StreetTalk – Episode 70: Banks' Liquidity Conundrum Could Fuel M&A Activity

Street Talk Episode 70 - Banks' Liquidity Conundrum Could Fuel M&A Activity

StreetTalk – Episode 69: Banks left with pockets full of cash and few places to go

Street Talk – Episode 69: Banks left with pockets full of cash and few places to go

Streamlining data would improve financial regulation, panelists say

Streamliningfinancial data standards is essential to improving risk management and the regulationof financial institutions, panelists said at the Financial Data Summit on March29.

"Ifwe don't transform in the financial world the type of data that is collected andstandardized, we will not be able to make significant progress in improving riskmanagement and financial regulation," said Allan Mendelowitz, president ofACTUS Financial Research Foundation and former director of the Federal Housing FinanceBoard.

Moreattention is spent on collecting the data rather than the standards and processto analyze the data, he said. He contended that the bankruptcy of could havebeen mitigated if data was more accessible.

"During the financial crisis the inability, for instance,to access, or to share certain data, prevented market participants and regulatorsfrom fully understanding the size and scope of risk throughout the financial system,"said Richard Berner, directorof the Office of Financial Research. "I think that is still to someextent true."

Speakerson other panels at the event also stressed the importance of implementing data standards,such as eXtensible Business Reporting Language, known as XBRL. The reporting systemis XML-based and allows users to share and integrate data across platforms.

AlanDeaton, acting associate director of the statistics branch of the FDIC, gave theexample of how the OCC, FDIC and Fed use XBRL to collect bank call reports and makethe information available online within six hours of being approved.

The DataCoalition, which sponsored the Washington, D.C., event, is a supporter of a bill,H.R. 2477, thatwould require financial regulatory agencies to adopt consistent data fields andformats.

Otherpanelists talked about the importance of creating a global Legal Entity Identifier,to measure risks of financial institutions more effectively.

Bernersaid the LEI was a "good case study on the value of shared goals and cooperation"and many in the public and private sector supported the system. But, he added, thereis also a need to balance cybersecurity with data accessibility.

Anotherhindrance to streamlining data is the lack of incentives shared by the industryand regulators, he said.

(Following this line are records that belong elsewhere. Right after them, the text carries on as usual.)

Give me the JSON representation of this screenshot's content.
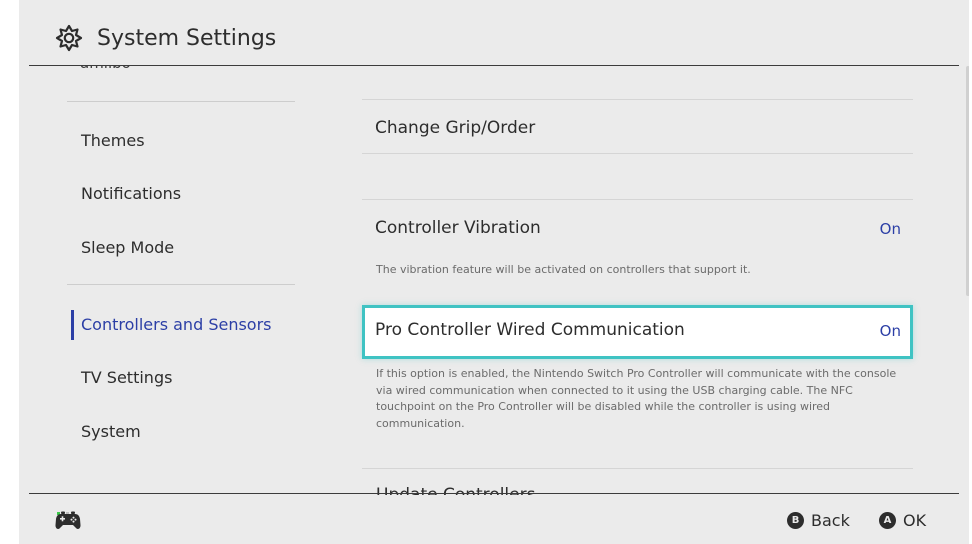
{
  "header": {
    "title": "System Settings",
    "icon": "gear-icon"
  },
  "sidebar": {
    "clipped_item": "amiibo",
    "items": [
      {
        "label": "Themes",
        "selected": false
      },
      {
        "label": "Notifications",
        "selected": false
      },
      {
        "label": "Sleep Mode",
        "selected": false
      },
      {
        "label": "Controllers and Sensors",
        "selected": true
      },
      {
        "label": "TV Settings",
        "selected": false
      },
      {
        "label": "System",
        "selected": false
      }
    ]
  },
  "content": {
    "settings": [
      {
        "label": "Change Grip/Order",
        "value": "",
        "description": ""
      },
      {
        "label": "Controller Vibration",
        "value": "On",
        "description": "The vibration feature will be activated on controllers that support it."
      },
      {
        "label": "Pro Controller Wired Communication",
        "value": "On",
        "focused": true,
        "description": "If this option is enabled, the Nintendo Switch Pro Controller will communicate with the console via wired communication when connected to it using the USB charging cable. The NFC touchpoint on the Pro Controller will be disabled while the controller is using wired communication."
      }
    ],
    "partial_item": "Update Controllers"
  },
  "footer": {
    "controller_icon": "controller-icon",
    "battery_dots": {
      "filled": 1,
      "total": 4
    },
    "back": {
      "button": "B",
      "label": "Back"
    },
    "ok": {
      "button": "A",
      "label": "OK"
    }
  },
  "colors": {
    "background": "#ebebeb",
    "accent_blue": "#2c3fa6",
    "focus_teal": "#3fc3c3",
    "text": "#2d2d2d",
    "description": "#6b6b6b"
  }
}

EmilyHuang, CEO and co-founder of the data collection startup idaciti, said in an interviewthat one of the challenges to her startup is that not all data is integrated acrossplatforms. Her company makes company public data into a readable format. Clientstell her they want information from different agencies, but finding the code forthe company filings is difficult because each agency has a different code for thecompany. Having the data streamlined across the board "makes this playing fieldvery even," she said.